> Task goal: Scan the lines below for "this"; report the number of lines that contain it, and only that.
____________
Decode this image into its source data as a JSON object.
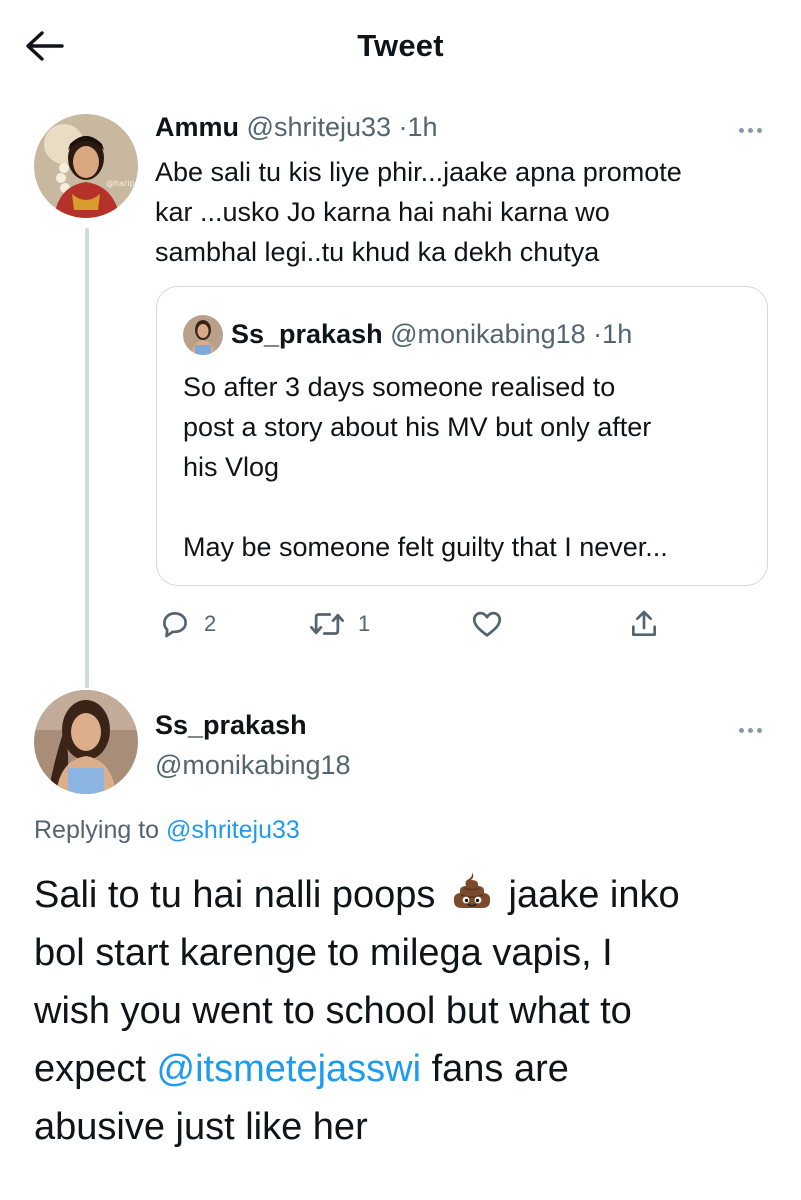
{
  "header": {
    "title": "Tweet",
    "back_icon": "arrow-left-icon"
  },
  "reply_tweet": {
    "author_name": "Ammu",
    "author_handle": "@shriteju33",
    "separator": "·",
    "time": "1h",
    "avatar_watermark": "@harip",
    "text_lines": [
      "Abe sali tu kis liye phir...jaake apna promote",
      "kar ...usko Jo karna hai nahi karna wo",
      "sambhal legi..tu khud ka dekh chutya"
    ],
    "quoted_tweet": {
      "author_name": "Ss_prakash",
      "author_handle": "@monikabing18",
      "separator": "·",
      "time": "1h",
      "text_lines": [
        "So after 3 days someone realised to",
        "post a story about his MV but only after",
        "his Vlog",
        "",
        "May be someone felt guilty that I never..."
      ]
    },
    "actions": {
      "reply_count": "2",
      "retweet_count": "1",
      "icons": [
        "reply-icon",
        "retweet-icon",
        "like-icon",
        "share-icon"
      ]
    }
  },
  "main_tweet": {
    "author_name": "Ss_prakash",
    "author_handle": "@monikabing18",
    "replying_label": "Replying to",
    "replying_handle": "@shriteju33",
    "line1_before": "Sali to tu hai nalli poops",
    "emoji": "pile-of-poo-emoji",
    "line1_after": "jaake inko",
    "line2": "bol start karenge to milega vapis, I",
    "line3": "wish you went to school but what to",
    "line4_before": "expect",
    "line4_mention": "@itsmetejasswi",
    "line4_after": "fans are",
    "line5": "abusive just like her"
  },
  "colors": {
    "text": "#0f1419",
    "secondary": "#536471",
    "link": "#1d9bf0",
    "border": "#cfd9de"
  }
}
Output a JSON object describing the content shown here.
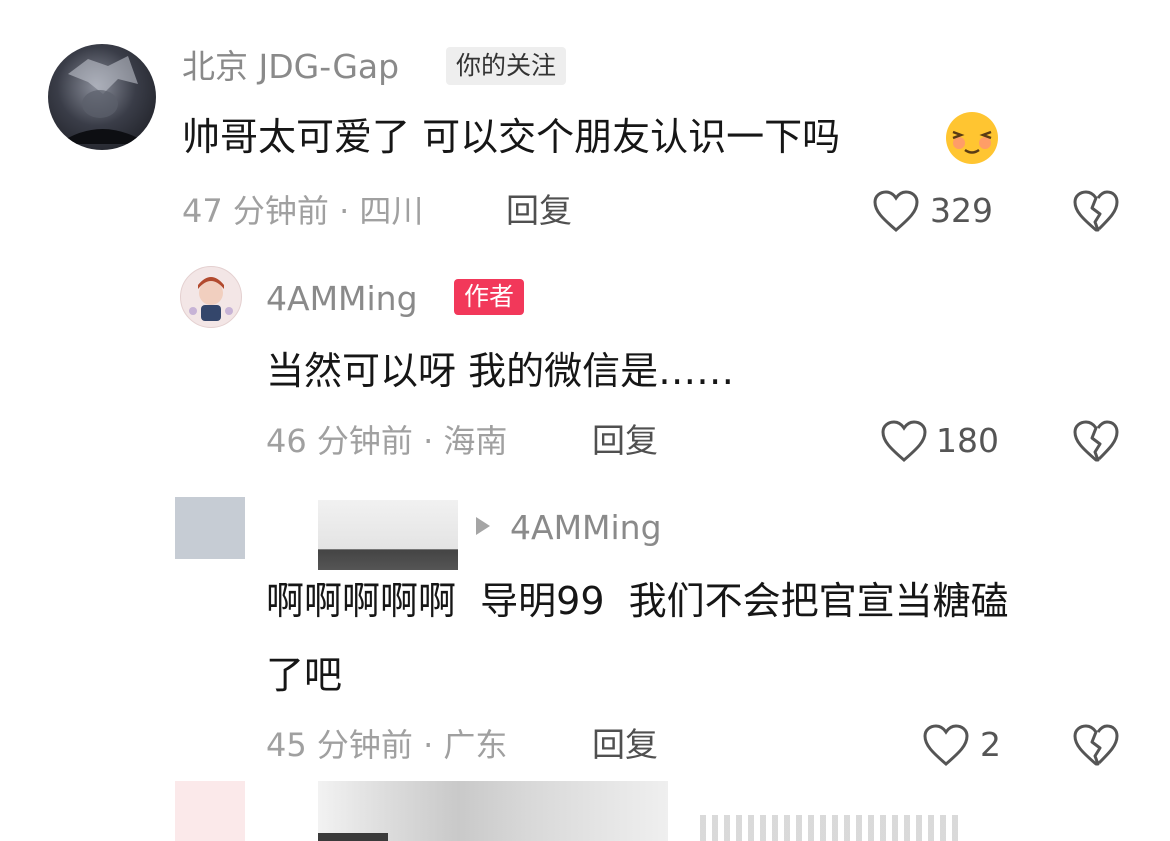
{
  "comments": [
    {
      "username": "北京 JDG-Gap",
      "badge": "你的关注",
      "text": "帅哥太可爱了 可以交个朋友认识一下吗",
      "emoji": "shy-smile-emoji",
      "time": "47 分钟前",
      "location": "· 四川",
      "reply_label": "回复",
      "likes": "329"
    },
    {
      "username": "4AMMing",
      "badge": "作者",
      "text": "当然可以呀 我的微信是……",
      "time": "46 分钟前",
      "location": "· 海南",
      "reply_label": "回复",
      "likes": "180"
    },
    {
      "reply_to": "4AMMing",
      "text_line1": "啊啊啊啊啊  导明99  我们不会把官宣当糖磕",
      "text_line2": "了吧",
      "time": "45 分钟前",
      "location": "· 广东",
      "reply_label": "回复",
      "likes": "2"
    }
  ],
  "colors": {
    "author_badge": "#f2385a",
    "follow_badge_bg": "#eeeeee",
    "meta_text": "#a0a0a0"
  }
}
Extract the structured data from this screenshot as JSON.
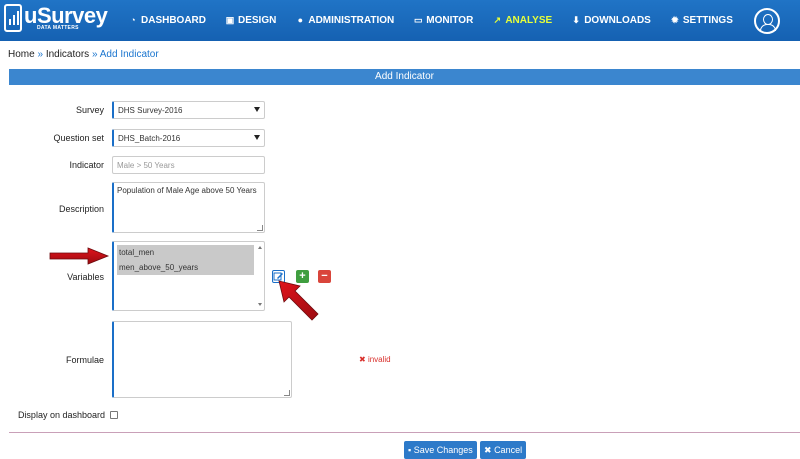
{
  "app": {
    "logo_text": "uSurvey",
    "logo_tagline": "DATA MATTERS"
  },
  "nav": [
    {
      "label": "DASHBOARD",
      "icon": "dashboard-icon",
      "active": false
    },
    {
      "label": "DESIGN",
      "icon": "design-icon",
      "active": false
    },
    {
      "label": "ADMINISTRATION",
      "icon": "user-icon",
      "active": false
    },
    {
      "label": "MONITOR",
      "icon": "monitor-icon",
      "active": false
    },
    {
      "label": "ANALYSE",
      "icon": "chart-icon",
      "active": true
    },
    {
      "label": "DOWNLOADS",
      "icon": "download-icon",
      "active": false
    },
    {
      "label": "SETTINGS",
      "icon": "gear-icon",
      "active": false
    }
  ],
  "breadcrumb": {
    "home": "Home",
    "indicators": "Indicators",
    "current": "Add Indicator",
    "separator": "»"
  },
  "page_title": "Add Indicator",
  "form": {
    "survey_label": "Survey",
    "survey_value": "DHS Survey-2016",
    "question_set_label": "Question set",
    "question_set_value": "DHS_Batch-2016",
    "indicator_label": "Indicator",
    "indicator_placeholder": "Male > 50 Years",
    "description_label": "Description",
    "description_value": "Population of Male Age above 50 Years",
    "variables_label": "Variables",
    "variables": [
      "total_men",
      "men_above_50_years"
    ],
    "formulae_label": "Formulae",
    "formulae_value": "",
    "validation_message": "invalid",
    "display_on_dashboard_label": "Display on dashboard"
  },
  "actions": {
    "save_label": "Save Changes",
    "cancel_label": "Cancel"
  },
  "colors": {
    "navbar": "#1c6cc0",
    "active_nav": "#e6ff3a",
    "title_bar": "#3b86cf",
    "error": "#d9302c"
  }
}
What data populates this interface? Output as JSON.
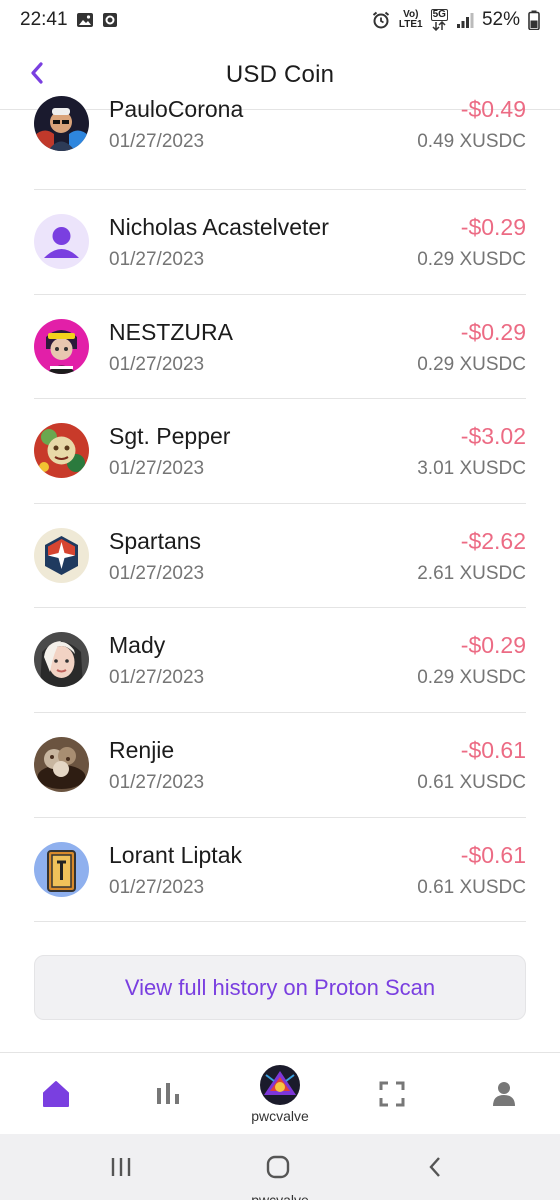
{
  "status_bar": {
    "time": "22:41",
    "battery": "52%",
    "network_top": "Vo)",
    "network_bottom": "LTE1",
    "network_5g": "5G"
  },
  "header": {
    "title": "USD Coin"
  },
  "transactions": [
    {
      "name": "PauloCorona",
      "date": "01/27/2023",
      "amount": "-$0.49",
      "token_amount": "0.49 XUSDC"
    },
    {
      "name": "Nicholas Acastelveter",
      "date": "01/27/2023",
      "amount": "-$0.29",
      "token_amount": "0.29 XUSDC"
    },
    {
      "name": "NESTZURA",
      "date": "01/27/2023",
      "amount": "-$0.29",
      "token_amount": "0.29 XUSDC"
    },
    {
      "name": "Sgt. Pepper",
      "date": "01/27/2023",
      "amount": "-$3.02",
      "token_amount": "3.01 XUSDC"
    },
    {
      "name": "Spartans",
      "date": "01/27/2023",
      "amount": "-$2.62",
      "token_amount": "2.61 XUSDC"
    },
    {
      "name": "Mady",
      "date": "01/27/2023",
      "amount": "-$0.29",
      "token_amount": "0.29 XUSDC"
    },
    {
      "name": "Renjie",
      "date": "01/27/2023",
      "amount": "-$0.61",
      "token_amount": "0.61 XUSDC"
    },
    {
      "name": "Lorant Liptak",
      "date": "01/27/2023",
      "amount": "-$0.61",
      "token_amount": "0.61 XUSDC"
    }
  ],
  "history_button": {
    "label": "View full history on Proton Scan"
  },
  "bottom_nav": {
    "items": [
      {
        "icon": "home-icon",
        "active": true
      },
      {
        "icon": "bar-chart-icon",
        "active": false
      },
      {
        "icon": "profile-avatar",
        "label": "pwcvalve",
        "active": false
      },
      {
        "icon": "scan-icon",
        "active": false
      },
      {
        "icon": "user-icon",
        "active": false
      }
    ]
  },
  "system_nav": {
    "label": "pwcvalve"
  },
  "colors": {
    "accent": "#7a3fe0",
    "negative_amount": "#ec6b84",
    "secondary_text": "#757575"
  }
}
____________
> Result: 3